--- WORK TO BE COMPLETED ---
How many lines in the material below include the word "ffffff"? Give only the number.

--- MATERIAL FOR THE TASK ---
╭──
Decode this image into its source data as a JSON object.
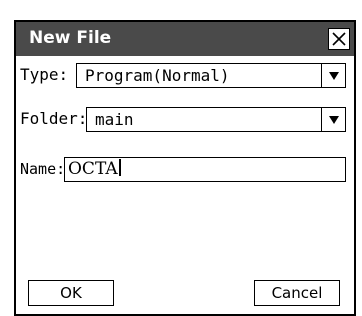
{
  "dialog": {
    "title": "New File",
    "close_icon": "close-x-icon"
  },
  "type_field": {
    "label": "Type:",
    "value": "Program(Normal)",
    "arrow_icon": "dropdown-arrow-icon"
  },
  "folder_field": {
    "label": "Folder:",
    "value": "main",
    "arrow_icon": "dropdown-arrow-icon"
  },
  "name_field": {
    "label": "Name:",
    "value": "OCTA"
  },
  "buttons": {
    "ok": "OK",
    "cancel": "Cancel"
  },
  "colors": {
    "titlebar": "#4a4a4a",
    "title_text": "#ffffff",
    "border": "#000000",
    "background": "#ffffff"
  }
}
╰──
--- RESPONSE ---
2